# Work to be completed
Set down every record below exactly as it stands, with the pictures omitted.

Dataset entries

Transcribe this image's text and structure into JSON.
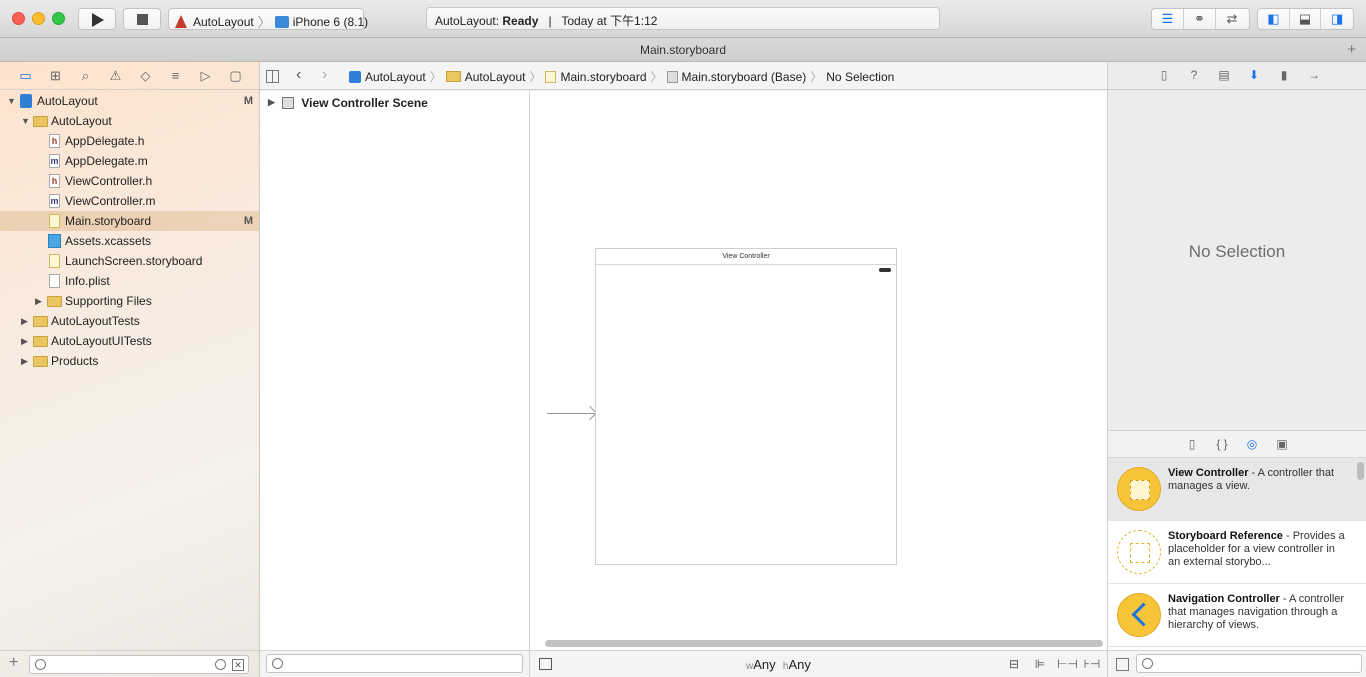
{
  "toolbar": {
    "run_icon": "play-icon",
    "stop_icon": "stop-icon",
    "scheme": "AutoLayout",
    "device": "iPhone 6 (8.1)",
    "activity_prefix": "AutoLayout: ",
    "activity_status": "Ready",
    "activity_sep": "|",
    "activity_time": "Today at 下午1:12"
  },
  "tab": {
    "title": "Main.storyboard"
  },
  "jumpbar": {
    "items": [
      "AutoLayout",
      "AutoLayout",
      "Main.storyboard",
      "Main.storyboard (Base)",
      "No Selection"
    ]
  },
  "navigator": {
    "items": [
      {
        "label": "AutoLayout",
        "badge": "M"
      },
      {
        "label": "AutoLayout"
      },
      {
        "label": "AppDelegate.h",
        "type_letter": "h"
      },
      {
        "label": "AppDelegate.m",
        "type_letter": "m"
      },
      {
        "label": "ViewController.h",
        "type_letter": "h"
      },
      {
        "label": "ViewController.m",
        "type_letter": "m"
      },
      {
        "label": "Main.storyboard",
        "badge": "M"
      },
      {
        "label": "Assets.xcassets"
      },
      {
        "label": "LaunchScreen.storyboard"
      },
      {
        "label": "Info.plist"
      },
      {
        "label": "Supporting Files"
      },
      {
        "label": "AutoLayoutTests"
      },
      {
        "label": "AutoLayoutUITests"
      },
      {
        "label": "Products"
      }
    ]
  },
  "outline": {
    "scene": "View Controller Scene"
  },
  "canvas": {
    "vc_title": "View Controller",
    "size_w_prefix": "w",
    "size_w": "Any",
    "size_h_prefix": "h",
    "size_h": "Any"
  },
  "inspector": {
    "empty": "No Selection"
  },
  "library": {
    "items": [
      {
        "title": "View Controller",
        "desc": " - A controller that manages a view."
      },
      {
        "title": "Storyboard Reference",
        "desc": " - Provides a placeholder for a view controller in an external storybo..."
      },
      {
        "title": "Navigation Controller",
        "desc": " - A controller that manages navigation through a hierarchy of views."
      }
    ]
  },
  "colors": {
    "accent": "#1b74e4",
    "selection": "#e6c7a3",
    "folder": "#e9c660"
  }
}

# Response area
Transcribe this image's text and structure into JSON.
{
  "toolbar": {
    "run_icon": "play-icon",
    "stop_icon": "stop-icon",
    "scheme": "AutoLayout",
    "device": "iPhone 6 (8.1)",
    "activity_prefix": "AutoLayout: ",
    "activity_status": "Ready",
    "activity_sep": "|",
    "activity_time": "Today at 下午1:12"
  },
  "tab": {
    "title": "Main.storyboard"
  },
  "jumpbar": {
    "items": [
      "AutoLayout",
      "AutoLayout",
      "Main.storyboard",
      "Main.storyboard (Base)",
      "No Selection"
    ]
  },
  "navigator": {
    "items": [
      {
        "label": "AutoLayout",
        "badge": "M"
      },
      {
        "label": "AutoLayout"
      },
      {
        "label": "AppDelegate.h",
        "type_letter": "h"
      },
      {
        "label": "AppDelegate.m",
        "type_letter": "m"
      },
      {
        "label": "ViewController.h",
        "type_letter": "h"
      },
      {
        "label": "ViewController.m",
        "type_letter": "m"
      },
      {
        "label": "Main.storyboard",
        "badge": "M"
      },
      {
        "label": "Assets.xcassets"
      },
      {
        "label": "LaunchScreen.storyboard"
      },
      {
        "label": "Info.plist"
      },
      {
        "label": "Supporting Files"
      },
      {
        "label": "AutoLayoutTests"
      },
      {
        "label": "AutoLayoutUITests"
      },
      {
        "label": "Products"
      }
    ]
  },
  "outline": {
    "scene": "View Controller Scene"
  },
  "canvas": {
    "vc_title": "View Controller",
    "size_w_prefix": "w",
    "size_w": "Any",
    "size_h_prefix": "h",
    "size_h": "Any"
  },
  "inspector": {
    "empty": "No Selection"
  },
  "library": {
    "items": [
      {
        "title": "View Controller",
        "desc": " - A controller that manages a view."
      },
      {
        "title": "Storyboard Reference",
        "desc": " - Provides a placeholder for a view controller in an external storybo..."
      },
      {
        "title": "Navigation Controller",
        "desc": " - A controller that manages navigation through a hierarchy of views."
      }
    ]
  },
  "colors": {
    "accent": "#1b74e4",
    "selection": "#e6c7a3",
    "folder": "#e9c660"
  }
}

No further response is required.